I do have a question... is it wrong to treat these metals like charms? I'm thinking of the protestant minister who bought the house of the above poster. Wouldn't he be scandalized to find medals planted like talismans around the house? (And, what do you think of the practice of burying statues of St. Joseph in order to sell a house?) I thought that it was the devotion to Mary that was directly inspired by the medal that worked miracles... not the object, itself.
However, I never knew it was a sin to believe in luck.
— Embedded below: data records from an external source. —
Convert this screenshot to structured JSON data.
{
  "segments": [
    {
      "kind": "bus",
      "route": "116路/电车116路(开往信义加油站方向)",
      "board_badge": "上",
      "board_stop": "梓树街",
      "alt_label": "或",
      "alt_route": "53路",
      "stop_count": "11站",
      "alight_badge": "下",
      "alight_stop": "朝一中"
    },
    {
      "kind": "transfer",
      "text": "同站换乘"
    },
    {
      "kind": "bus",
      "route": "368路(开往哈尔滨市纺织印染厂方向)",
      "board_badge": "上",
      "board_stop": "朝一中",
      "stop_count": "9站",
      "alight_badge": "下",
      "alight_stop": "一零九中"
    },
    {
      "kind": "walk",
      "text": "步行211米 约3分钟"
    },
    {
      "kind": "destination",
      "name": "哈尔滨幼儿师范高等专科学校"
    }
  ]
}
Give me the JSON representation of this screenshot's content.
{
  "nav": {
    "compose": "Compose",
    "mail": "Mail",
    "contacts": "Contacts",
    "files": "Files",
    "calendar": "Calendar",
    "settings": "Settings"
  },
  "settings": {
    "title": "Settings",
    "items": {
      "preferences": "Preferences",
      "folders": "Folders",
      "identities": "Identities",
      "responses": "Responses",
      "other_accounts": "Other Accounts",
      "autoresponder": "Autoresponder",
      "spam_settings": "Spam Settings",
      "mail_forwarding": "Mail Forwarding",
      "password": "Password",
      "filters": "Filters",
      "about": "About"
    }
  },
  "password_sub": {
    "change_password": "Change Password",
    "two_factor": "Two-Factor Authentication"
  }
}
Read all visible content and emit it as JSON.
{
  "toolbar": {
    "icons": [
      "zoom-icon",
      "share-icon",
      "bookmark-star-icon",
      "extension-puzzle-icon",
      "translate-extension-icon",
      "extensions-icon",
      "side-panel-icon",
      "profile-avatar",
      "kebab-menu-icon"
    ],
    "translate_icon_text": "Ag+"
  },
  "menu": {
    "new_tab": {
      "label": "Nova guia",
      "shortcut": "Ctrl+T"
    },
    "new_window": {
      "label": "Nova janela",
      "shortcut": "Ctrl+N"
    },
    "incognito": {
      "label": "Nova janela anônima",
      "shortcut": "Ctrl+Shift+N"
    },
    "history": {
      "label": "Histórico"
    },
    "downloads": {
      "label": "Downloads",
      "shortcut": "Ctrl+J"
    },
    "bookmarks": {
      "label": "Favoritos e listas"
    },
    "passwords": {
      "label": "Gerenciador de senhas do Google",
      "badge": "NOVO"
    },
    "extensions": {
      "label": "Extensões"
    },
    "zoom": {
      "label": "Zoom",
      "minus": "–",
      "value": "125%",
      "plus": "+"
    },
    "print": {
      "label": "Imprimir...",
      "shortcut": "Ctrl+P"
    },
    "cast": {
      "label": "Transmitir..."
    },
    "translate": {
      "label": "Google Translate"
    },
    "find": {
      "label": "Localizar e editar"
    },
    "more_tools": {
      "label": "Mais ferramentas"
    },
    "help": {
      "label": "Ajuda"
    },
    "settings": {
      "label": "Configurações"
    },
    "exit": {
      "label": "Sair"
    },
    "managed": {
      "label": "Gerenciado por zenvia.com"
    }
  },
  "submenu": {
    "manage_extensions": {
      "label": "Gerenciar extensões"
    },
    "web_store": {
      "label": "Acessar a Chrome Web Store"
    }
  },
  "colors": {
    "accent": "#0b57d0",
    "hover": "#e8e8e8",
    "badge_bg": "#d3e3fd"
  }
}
Do you mean it's a sin to believe that some things happen randomly and you may be the recipient of a happy accident, such as a winning raffle ticket?
Ugh. It makes sense that we'd have this conversation right after we've also discussed the endless denominations and what everyone believes and doesn't believe and why many people think Catholics are crazy.
You have to admit, at least to yourself, that if someone told you when they sold their house that they left lucky pennies everywhere for the new recieptients, you'd just think it was kind of sad.
I'm not suggesting that the Miraculous Medal IS a lucky charm. What I am suggesting is that you be very careful about treating it as one. A charm is a thing that contains power in and of itself. Sacramentals are not charms. They are reminders. They help us focus.
And speaking of luck, yes, it is a sin to believe in luck. To believe in luck is to believe that God is just leaving us to the wind, some of us to randomly experience good fortune. Doubly random as sometimes we do pray and get Him involved in our fortune and some times we just say, "Good Luck!" Face it, the root word for 'good' is God, as in 'good-bye' really meaning "God be with you", but we are not invoking God's help when we say good luck. Not if we are being honest with ourselves.
I have the flu. Can you tell?
Leaving medals all over the place may be well intentioned, but, cut it out. It really seems as though you think the medal has some sort of power on it's own when you do that. Surely you can see how confusing that is.
If that isn't enough for you, keep in mind that the Blessed Mother asked that the Miraculous Medal be worn. Of course, that's before it was actually called the Miraculous Medal. But we knew what she meant. It's okay to carry it, too. But once you start stashing it...I think we're heading out to nuu-nuu land.
As far as I know, there is only one sacramental that is can be left behind to do it's work and it's still not because it's a charm. The Green Scapular is meant to heal the sick and call the fallen away back to the Church. You can give it to the person and they can say the prayer on it. OR...and this is the good part...if they won't take it and say the prayer on it, you can leave it in their nightstand or slip it into their purse and YOU say the prayer on it and it will still call them back to the Church. It's Stealth Catholism.
As for burying St. Joseph. I've talked about this practise before.
I need fluids.